## Your goal:
All that is asked is a faithful reproduction of the entries.

· · · · ·

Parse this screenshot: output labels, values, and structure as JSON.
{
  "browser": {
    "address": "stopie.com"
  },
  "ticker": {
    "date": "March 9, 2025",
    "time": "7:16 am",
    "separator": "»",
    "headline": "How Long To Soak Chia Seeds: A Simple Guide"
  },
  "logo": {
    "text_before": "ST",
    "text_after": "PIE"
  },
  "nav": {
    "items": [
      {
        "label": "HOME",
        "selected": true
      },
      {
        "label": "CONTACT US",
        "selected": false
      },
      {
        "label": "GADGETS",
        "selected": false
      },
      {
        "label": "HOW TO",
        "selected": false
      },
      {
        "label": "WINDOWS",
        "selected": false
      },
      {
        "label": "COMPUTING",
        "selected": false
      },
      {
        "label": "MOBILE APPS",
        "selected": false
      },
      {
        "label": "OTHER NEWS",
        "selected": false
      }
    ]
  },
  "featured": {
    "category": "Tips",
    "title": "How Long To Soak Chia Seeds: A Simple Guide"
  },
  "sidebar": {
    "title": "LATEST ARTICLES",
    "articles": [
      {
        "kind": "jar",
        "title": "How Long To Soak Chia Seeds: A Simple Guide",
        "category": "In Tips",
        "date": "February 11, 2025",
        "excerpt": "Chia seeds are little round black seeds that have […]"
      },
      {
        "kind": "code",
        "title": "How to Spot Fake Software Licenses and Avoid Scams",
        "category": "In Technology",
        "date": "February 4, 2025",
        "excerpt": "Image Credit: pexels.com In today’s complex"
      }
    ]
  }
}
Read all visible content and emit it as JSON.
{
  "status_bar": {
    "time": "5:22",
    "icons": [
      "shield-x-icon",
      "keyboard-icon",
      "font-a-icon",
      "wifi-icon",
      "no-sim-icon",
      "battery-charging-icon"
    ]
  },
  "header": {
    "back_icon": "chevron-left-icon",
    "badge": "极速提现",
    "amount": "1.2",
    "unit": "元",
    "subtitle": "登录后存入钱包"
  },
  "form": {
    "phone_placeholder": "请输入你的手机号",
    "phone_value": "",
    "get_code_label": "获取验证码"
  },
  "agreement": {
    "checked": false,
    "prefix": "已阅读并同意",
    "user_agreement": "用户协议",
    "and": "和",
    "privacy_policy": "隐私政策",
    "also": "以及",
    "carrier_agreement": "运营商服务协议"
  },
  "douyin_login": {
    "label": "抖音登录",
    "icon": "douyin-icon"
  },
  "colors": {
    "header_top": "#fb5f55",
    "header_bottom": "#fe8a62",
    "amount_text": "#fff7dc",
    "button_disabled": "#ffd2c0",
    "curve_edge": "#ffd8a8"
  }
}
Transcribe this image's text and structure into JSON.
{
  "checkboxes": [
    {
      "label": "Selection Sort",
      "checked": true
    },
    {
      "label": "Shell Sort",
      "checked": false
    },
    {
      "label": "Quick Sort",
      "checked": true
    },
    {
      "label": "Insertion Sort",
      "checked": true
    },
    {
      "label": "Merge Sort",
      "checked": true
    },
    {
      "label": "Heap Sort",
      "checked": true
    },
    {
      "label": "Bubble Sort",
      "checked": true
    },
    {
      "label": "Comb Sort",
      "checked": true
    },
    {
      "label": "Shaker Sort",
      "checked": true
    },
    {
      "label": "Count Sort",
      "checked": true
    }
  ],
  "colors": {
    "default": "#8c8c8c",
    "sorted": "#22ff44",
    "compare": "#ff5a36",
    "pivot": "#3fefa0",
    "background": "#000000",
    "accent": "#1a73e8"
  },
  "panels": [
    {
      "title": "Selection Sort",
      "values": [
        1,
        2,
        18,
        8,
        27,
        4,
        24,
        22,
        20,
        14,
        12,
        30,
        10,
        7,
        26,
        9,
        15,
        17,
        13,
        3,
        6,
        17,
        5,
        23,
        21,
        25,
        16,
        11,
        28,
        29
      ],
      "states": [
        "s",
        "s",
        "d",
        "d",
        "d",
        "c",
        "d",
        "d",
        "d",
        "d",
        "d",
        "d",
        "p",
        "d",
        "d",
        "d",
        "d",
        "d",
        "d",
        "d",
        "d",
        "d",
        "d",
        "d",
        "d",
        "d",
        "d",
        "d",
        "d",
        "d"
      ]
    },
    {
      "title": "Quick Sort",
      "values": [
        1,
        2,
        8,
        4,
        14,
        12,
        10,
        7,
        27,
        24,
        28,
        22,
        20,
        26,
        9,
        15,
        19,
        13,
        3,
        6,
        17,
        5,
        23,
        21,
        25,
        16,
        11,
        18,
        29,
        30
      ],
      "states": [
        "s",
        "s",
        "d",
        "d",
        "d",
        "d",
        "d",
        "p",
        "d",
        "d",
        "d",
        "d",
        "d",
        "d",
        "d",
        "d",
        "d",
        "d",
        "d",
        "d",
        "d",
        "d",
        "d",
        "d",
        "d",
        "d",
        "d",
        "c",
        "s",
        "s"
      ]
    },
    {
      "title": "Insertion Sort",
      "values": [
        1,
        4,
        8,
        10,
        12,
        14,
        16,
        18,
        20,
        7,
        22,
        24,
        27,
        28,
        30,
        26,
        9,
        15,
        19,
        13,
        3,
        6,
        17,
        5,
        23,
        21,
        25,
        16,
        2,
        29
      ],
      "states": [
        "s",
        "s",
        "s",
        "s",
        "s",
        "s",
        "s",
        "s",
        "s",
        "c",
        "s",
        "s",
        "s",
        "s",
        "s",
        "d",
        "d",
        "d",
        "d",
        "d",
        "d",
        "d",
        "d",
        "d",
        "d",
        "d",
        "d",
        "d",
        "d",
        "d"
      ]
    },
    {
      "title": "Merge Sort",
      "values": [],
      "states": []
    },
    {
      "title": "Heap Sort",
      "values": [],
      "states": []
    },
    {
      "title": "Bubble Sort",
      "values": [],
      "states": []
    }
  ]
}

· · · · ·

## Task answer:
Parse this screenshot: output labels, values, and structure as JSON.
{
  "browser": {
    "address": "stopie.com"
  },
  "ticker": {
    "date": "March 9, 2025",
    "time": "7:16 am",
    "separator": "»",
    "headline": "How Long To Soak Chia Seeds: A Simple Guide"
  },
  "logo": {
    "text_before": "ST",
    "text_after": "PIE"
  },
  "nav": {
    "items": [
      {
        "label": "HOME",
        "selected": true
      },
      {
        "label": "CONTACT US",
        "selected": false
      },
      {
        "label": "GADGETS",
        "selected": false
      },
      {
        "label": "HOW TO",
        "selected": false
      },
      {
        "label": "WINDOWS",
        "selected": false
      },
      {
        "label": "COMPUTING",
        "selected": false
      },
      {
        "label": "MOBILE APPS",
        "selected": false
      },
      {
        "label": "OTHER NEWS",
        "selected": false
      }
    ]
  },
  "featured": {
    "category": "Tips",
    "title": "How Long To Soak Chia Seeds: A Simple Guide"
  },
  "sidebar": {
    "title": "LATEST ARTICLES",
    "articles": [
      {
        "kind": "jar",
        "title": "How Long To Soak Chia Seeds: A Simple Guide",
        "category": "In Tips",
        "date": "February 11, 2025",
        "excerpt": "Chia seeds are little round black seeds that have […]"
      },
      {
        "kind": "code",
        "title": "How to Spot Fake Software Licenses and Avoid Scams",
        "category": "In Technology",
        "date": "February 4, 2025",
        "excerpt": "Image Credit: pexels.com In today’s complex"
      }
    ]
  }
}
Read all visible content and emit it as JSON.
{
  "status_bar": {
    "time": "5:22",
    "icons": [
      "shield-x-icon",
      "keyboard-icon",
      "font-a-icon",
      "wifi-icon",
      "no-sim-icon",
      "battery-charging-icon"
    ]
  },
  "header": {
    "back_icon": "chevron-left-icon",
    "badge": "极速提现",
    "amount": "1.2",
    "unit": "元",
    "subtitle": "登录后存入钱包"
  },
  "form": {
    "phone_placeholder": "请输入你的手机号",
    "phone_value": "",
    "get_code_label": "获取验证码"
  },
  "agreement": {
    "checked": false,
    "prefix": "已阅读并同意",
    "user_agreement": "用户协议",
    "and": "和",
    "privacy_policy": "隐私政策",
    "also": "以及",
    "carrier_agreement": "运营商服务协议"
  },
  "douyin_login": {
    "label": "抖音登录",
    "icon": "douyin-icon"
  },
  "colors": {
    "header_top": "#fb5f55",
    "header_bottom": "#fe8a62",
    "amount_text": "#fff7dc",
    "button_disabled": "#ffd2c0",
    "curve_edge": "#ffd8a8"
  }
}
Transcribe this image's text and structure into JSON.
{
  "checkboxes": [
    {
      "label": "Selection Sort",
      "checked": true
    },
    {
      "label": "Shell Sort",
      "checked": false
    },
    {
      "label": "Quick Sort",
      "checked": true
    },
    {
      "label": "Insertion Sort",
      "checked": true
    },
    {
      "label": "Merge Sort",
      "checked": true
    },
    {
      "label": "Heap Sort",
      "checked": true
    },
    {
      "label": "Bubble Sort",
      "checked": true
    },
    {
      "label": "Comb Sort",
      "checked": true
    },
    {
      "label": "Shaker Sort",
      "checked": true
    },
    {
      "label": "Count Sort",
      "checked": true
    }
  ],
  "colors": {
    "default": "#8c8c8c",
    "sorted": "#22ff44",
    "compare": "#ff5a36",
    "pivot": "#3fefa0",
    "background": "#000000",
    "accent": "#1a73e8"
  },
  "panels": [
    {
      "title": "Selection Sort",
      "values": [
        1,
        2,
        18,
        8,
        27,
        4,
        24,
        22,
        20,
        14,
        12,
        30,
        10,
        7,
        26,
        9,
        15,
        17,
        13,
        3,
        6,
        17,
        5,
        23,
        21,
        25,
        16,
        11,
        28,
        29
      ],
      "states": [
        "s",
        "s",
        "d",
        "d",
        "d",
        "c",
        "d",
        "d",
        "d",
        "d",
        "d",
        "d",
        "p",
        "d",
        "d",
        "d",
        "d",
        "d",
        "d",
        "d",
        "d",
        "d",
        "d",
        "d",
        "d",
        "d",
        "d",
        "d",
        "d",
        "d"
      ]
    },
    {
      "title": "Quick Sort",
      "values": [
        1,
        2,
        8,
        4,
        14,
        12,
        10,
        7,
        27,
        24,
        28,
        22,
        20,
        26,
        9,
        15,
        19,
        13,
        3,
        6,
        17,
        5,
        23,
        21,
        25,
        16,
        11,
        18,
        29,
        30
      ],
      "states": [
        "s",
        "s",
        "d",
        "d",
        "d",
        "d",
        "d",
        "p",
        "d",
        "d",
        "d",
        "d",
        "d",
        "d",
        "d",
        "d",
        "d",
        "d",
        "d",
        "d",
        "d",
        "d",
        "d",
        "d",
        "d",
        "d",
        "d",
        "c",
        "s",
        "s"
      ]
    },
    {
      "title": "Insertion Sort",
      "values": [
        1,
        4,
        8,
        10,
        12,
        14,
        16,
        18,
        20,
        7,
        22,
        24,
        27,
        28,
        30,
        26,
        9,
        15,
        19,
        13,
        3,
        6,
        17,
        5,
        23,
        21,
        25,
        16,
        2,
        29
      ],
      "states": [
        "s",
        "s",
        "s",
        "s",
        "s",
        "s",
        "s",
        "s",
        "s",
        "c",
        "s",
        "s",
        "s",
        "s",
        "s",
        "d",
        "d",
        "d",
        "d",
        "d",
        "d",
        "d",
        "d",
        "d",
        "d",
        "d",
        "d",
        "d",
        "d",
        "d"
      ]
    },
    {
      "title": "Merge Sort",
      "values": [],
      "states": []
    },
    {
      "title": "Heap Sort",
      "values": [],
      "states": []
    },
    {
      "title": "Bubble Sort",
      "values": [],
      "states": []
    }
  ]
}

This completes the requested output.